#### Requirement:
Exactly as given, repeat all of the entries.

+++ Data records

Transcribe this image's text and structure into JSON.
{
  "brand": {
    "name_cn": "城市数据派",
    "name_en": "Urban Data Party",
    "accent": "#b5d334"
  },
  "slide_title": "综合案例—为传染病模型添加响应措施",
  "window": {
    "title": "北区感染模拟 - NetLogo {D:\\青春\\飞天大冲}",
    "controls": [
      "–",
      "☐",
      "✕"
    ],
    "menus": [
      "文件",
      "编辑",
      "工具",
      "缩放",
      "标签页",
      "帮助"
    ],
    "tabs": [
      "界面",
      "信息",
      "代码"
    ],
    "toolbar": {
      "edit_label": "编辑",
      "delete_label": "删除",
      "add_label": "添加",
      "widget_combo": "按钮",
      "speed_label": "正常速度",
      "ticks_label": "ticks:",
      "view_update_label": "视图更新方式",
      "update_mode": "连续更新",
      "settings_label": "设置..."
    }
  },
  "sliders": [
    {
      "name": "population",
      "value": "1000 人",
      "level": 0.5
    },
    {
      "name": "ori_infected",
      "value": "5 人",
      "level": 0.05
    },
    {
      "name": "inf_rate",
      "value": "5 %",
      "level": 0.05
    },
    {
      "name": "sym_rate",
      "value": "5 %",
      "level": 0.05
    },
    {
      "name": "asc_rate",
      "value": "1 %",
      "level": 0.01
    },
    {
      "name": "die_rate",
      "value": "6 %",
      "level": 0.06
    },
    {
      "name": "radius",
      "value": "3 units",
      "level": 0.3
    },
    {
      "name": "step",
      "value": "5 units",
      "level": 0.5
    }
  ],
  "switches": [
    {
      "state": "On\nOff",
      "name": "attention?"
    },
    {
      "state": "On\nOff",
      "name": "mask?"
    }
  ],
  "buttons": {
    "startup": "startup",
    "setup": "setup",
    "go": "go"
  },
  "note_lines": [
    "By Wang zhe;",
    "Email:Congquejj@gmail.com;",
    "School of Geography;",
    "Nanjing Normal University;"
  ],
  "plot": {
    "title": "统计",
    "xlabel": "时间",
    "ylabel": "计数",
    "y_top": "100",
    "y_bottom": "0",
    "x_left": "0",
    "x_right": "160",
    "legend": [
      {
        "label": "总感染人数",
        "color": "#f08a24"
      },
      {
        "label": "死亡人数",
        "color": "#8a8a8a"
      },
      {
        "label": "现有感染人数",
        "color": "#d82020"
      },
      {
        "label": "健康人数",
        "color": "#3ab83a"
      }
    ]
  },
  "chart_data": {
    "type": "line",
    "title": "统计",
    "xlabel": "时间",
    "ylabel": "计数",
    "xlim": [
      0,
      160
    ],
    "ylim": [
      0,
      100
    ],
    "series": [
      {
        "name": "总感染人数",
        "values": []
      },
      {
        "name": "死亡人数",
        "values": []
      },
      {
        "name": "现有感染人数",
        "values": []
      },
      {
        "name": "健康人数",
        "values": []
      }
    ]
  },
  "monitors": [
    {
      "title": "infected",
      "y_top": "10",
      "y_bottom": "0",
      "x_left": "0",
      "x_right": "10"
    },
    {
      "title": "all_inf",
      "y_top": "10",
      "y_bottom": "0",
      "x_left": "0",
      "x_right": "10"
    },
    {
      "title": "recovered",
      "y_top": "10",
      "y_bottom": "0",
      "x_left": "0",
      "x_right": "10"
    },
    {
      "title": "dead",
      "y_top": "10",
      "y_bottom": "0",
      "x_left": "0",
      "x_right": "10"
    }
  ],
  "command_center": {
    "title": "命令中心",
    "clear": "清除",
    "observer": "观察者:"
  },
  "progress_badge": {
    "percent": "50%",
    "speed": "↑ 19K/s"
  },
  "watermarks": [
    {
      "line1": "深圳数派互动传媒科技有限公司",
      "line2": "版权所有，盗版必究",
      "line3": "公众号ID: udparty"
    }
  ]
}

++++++

#### Output:
Transcribe this image's text and structure into JSON.
{
  "brand": {
    "name_cn": "城市数据派",
    "name_en": "Urban Data Party",
    "accent": "#b5d334"
  },
  "slide_title": "综合案例—为传染病模型添加响应措施",
  "window": {
    "title": "北区感染模拟 - NetLogo {D:\\青春\\飞天大冲}",
    "controls": [
      "–",
      "☐",
      "✕"
    ],
    "menus": [
      "文件",
      "编辑",
      "工具",
      "缩放",
      "标签页",
      "帮助"
    ],
    "tabs": [
      "界面",
      "信息",
      "代码"
    ],
    "toolbar": {
      "edit_label": "编辑",
      "delete_label": "删除",
      "add_label": "添加",
      "widget_combo": "按钮",
      "speed_label": "正常速度",
      "ticks_label": "ticks:",
      "view_update_label": "视图更新方式",
      "update_mode": "连续更新",
      "settings_label": "设置..."
    }
  },
  "sliders": [
    {
      "name": "population",
      "value": "1000 人",
      "level": 0.5
    },
    {
      "name": "ori_infected",
      "value": "5 人",
      "level": 0.05
    },
    {
      "name": "inf_rate",
      "value": "5 %",
      "level": 0.05
    },
    {
      "name": "sym_rate",
      "value": "5 %",
      "level": 0.05
    },
    {
      "name": "asc_rate",
      "value": "1 %",
      "level": 0.01
    },
    {
      "name": "die_rate",
      "value": "6 %",
      "level": 0.06
    },
    {
      "name": "radius",
      "value": "3 units",
      "level": 0.3
    },
    {
      "name": "step",
      "value": "5 units",
      "level": 0.5
    }
  ],
  "switches": [
    {
      "state": "On\nOff",
      "name": "attention?"
    },
    {
      "state": "On\nOff",
      "name": "mask?"
    }
  ],
  "buttons": {
    "startup": "startup",
    "setup": "setup",
    "go": "go"
  },
  "note_lines": [
    "By Wang zhe;",
    "Email:Congquejj@gmail.com;",
    "School of Geography;",
    "Nanjing Normal University;"
  ],
  "plot": {
    "title": "统计",
    "xlabel": "时间",
    "ylabel": "计数",
    "y_top": "100",
    "y_bottom": "0",
    "x_left": "0",
    "x_right": "160",
    "legend": [
      {
        "label": "总感染人数",
        "color": "#f08a24"
      },
      {
        "label": "死亡人数",
        "color": "#8a8a8a"
      },
      {
        "label": "现有感染人数",
        "color": "#d82020"
      },
      {
        "label": "健康人数",
        "color": "#3ab83a"
      }
    ]
  },
  "chart_data": {
    "type": "line",
    "title": "统计",
    "xlabel": "时间",
    "ylabel": "计数",
    "xlim": [
      0,
      160
    ],
    "ylim": [
      0,
      100
    ],
    "series": [
      {
        "name": "总感染人数",
        "values": []
      },
      {
        "name": "死亡人数",
        "values": []
      },
      {
        "name": "现有感染人数",
        "values": []
      },
      {
        "name": "健康人数",
        "values": []
      }
    ]
  },
  "monitors": [
    {
      "title": "infected",
      "y_top": "10",
      "y_bottom": "0",
      "x_left": "0",
      "x_right": "10"
    },
    {
      "title": "all_inf",
      "y_top": "10",
      "y_bottom": "0",
      "x_left": "0",
      "x_right": "10"
    },
    {
      "title": "recovered",
      "y_top": "10",
      "y_bottom": "0",
      "x_left": "0",
      "x_right": "10"
    },
    {
      "title": "dead",
      "y_top": "10",
      "y_bottom": "0",
      "x_left": "0",
      "x_right": "10"
    }
  ],
  "command_center": {
    "title": "命令中心",
    "clear": "清除",
    "observer": "观察者:"
  },
  "progress_badge": {
    "percent": "50%",
    "speed": "↑ 19K/s"
  },
  "watermarks": [
    {
      "line1": "深圳数派互动传媒科技有限公司",
      "line2": "版权所有，盗版必究",
      "line3": "公众号ID: udparty"
    }
  ]
}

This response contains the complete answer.